Emmy award-winning actress Cicely Tyson has joined the cast as the lead in Ava DuVernay’s OWN anthology series “Cherish the Day,” the network announced on August 13.
Each season of DuVernay’s show will chronicle the budding romance of one couple, with each episode spanning a day in the story. The season-long narrative will show the significant moments in a relationship “that compel us to hold true to the ones we love, from the extraordinary to the everyday,” the release states. The series is set to premiere winter 2020.
Tyson joins Xosha Roquemore and Alano Miller, who play Gently James and Evan Fisher. Tyson is set to play Miss Luma Lee Langston, “a legendary star of stage and screen in decades past.” Gently James, played by Roquemore, is Luma’s live-in assistant who is encouraged by Langston to pursue a romance with Evan Fisher (Alano Miller). DuVernay said she was honored Tyson is a part of her latest project.
“Last November I was honored to present Ms. Tyson with her Honorary Academy Award, so to have the opportunity to work with this force of nature who has inspired multiple generations with her talent and grace is beyond anything I can describe,” said DuVernay in a statement. “I am over the moon that Ms. Tyson will bring Miss Luma Lee Langston to life in ‘Cherish the Day.’ Each day that she walks on set is a master class.”
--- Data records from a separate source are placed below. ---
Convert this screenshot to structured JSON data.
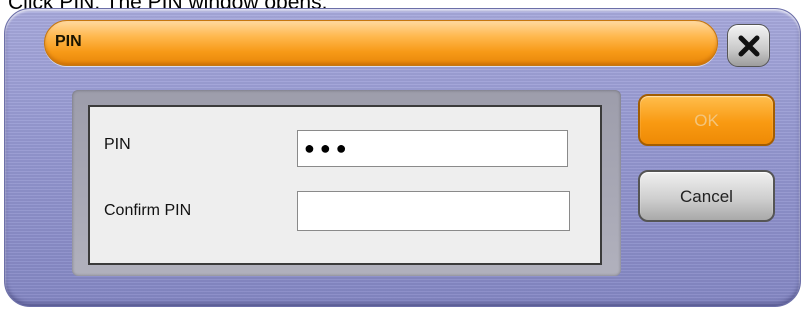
{
  "caption": "Click PIN. The PIN window opens.",
  "dialog": {
    "title": "PIN",
    "close_icon": "close-icon"
  },
  "form": {
    "pin_label": "PIN",
    "pin_value": "●●●",
    "confirm_label": "Confirm PIN",
    "confirm_value": ""
  },
  "buttons": {
    "ok_label": "OK",
    "cancel_label": "Cancel"
  },
  "colors": {
    "title_bar": "#f79a17",
    "dialog_frame": "#9598d1",
    "ok_button": "#f99a12"
  }
}
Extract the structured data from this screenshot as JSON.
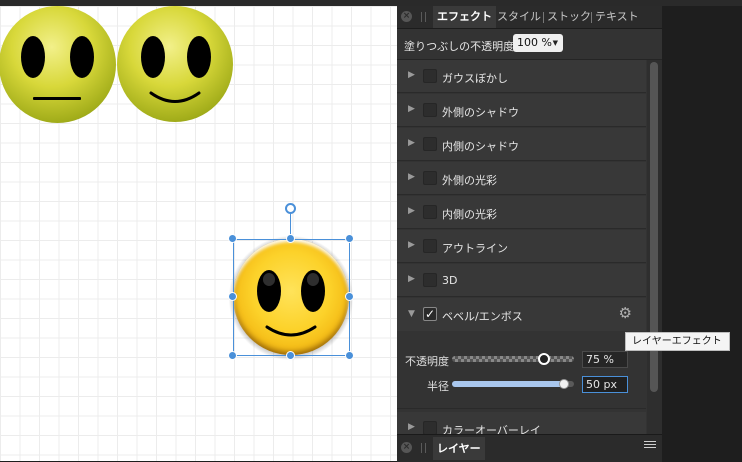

Tyson has paved the way for the next generation of Black actors throughout her career. Tyson was born in Harlem, New York and was raised by Caribbean parents, according to her IMDb profile. She was first discovered by a fashion editor from Ebony magazine and then began to model. Tyson began acting in Off-Broadway productions in 1957 and landed a featured role as Portia in the 1968 film The Heart is a Lonely Hunter.
In 1972, she was nominated for an Academy Award for her role in the 1972 movie Sounder. It was the second time in the history of the Academy Awards that an African American actress was nominated for Best Actress, an achievement she shares with Diana Ross who was also nominated that year, according to IMDb. She became the first African American woman to win an Emmy Award as Best lead actress in a Drama two years later for the 1974 movie, The Autobiography of Miss Jane Pittman. That same year, she won a second Emmy Award for Actress of the Year.
Her success did not end there. In 1984, she won her third Emmy Award for a supporting role in the miniseries “The Oldest Living Confederate Widow Tells All,” according to the Television Academy website. She has also been nominated for her performances in “Roots,” “King,” “Sweet Justice,” “The Marva Collins,” and “How To Get Away with Murder.” She also won a Tony Award for her portrayal of Carrie in “The Trip to the Bountiful,” which made her the oldest living person to ever win in the acting categories of the Tony Awards, the release stated.
In 2016, President Barack Obama presented Tyson with the Presidential Medal of Freedom. While presenting her with the award, Obama gushed over the award-winning actress, saying that she starred in roles that projected women “in a realistic light and dealt with us as human beings,” Essence previously reported.
“In her long and extraordinary career, Cicely Tyson has not only exceeded as an actor, she has shaped the course of history,” Obama said at the time.
In 2018, the 93-year-old Tyson won an honorary Oscar, also known as the Governors Awards, which is a lifetime achievement award for film. Tyson received the award along with other titans of film, including producing couple Kathleen Kennedy and Frank Marshall, prolific composer Lalo Schifrin, and storied publicist Marvin Levy, Entertainment Weekly previously reported. Tyson was the first African American woman to receive the award.
Tyler Perry, Quincy Jones, and Ava DuVernay all paid tribute to Tyson, detailing the challenges she had to face as a Black actress in America during her six-decade-long career.
“African Americans hold Cicely in such high regard, she is a queen to us… she would only do roles that served us,” Perry said while introducing Tyson at the ceremony.
She told the crowd she “cried and cried and cried” when she was told she would be receiving the honorary Oscar.
“I could not be here if it were not for you, if you had not stood beside me, around me, underneath me,” the actress said to the audience.
About the Author
Maria Perez is a breaking news writer for The North Star. She has an M.A. in Urban Reporting from the CUNY Graduate School of Journalism. She has been published in the various venues, including Newsweek, Juvenile Justice Information Exchange, City Limits, and local newspapers like The Wave and The Home Reporter.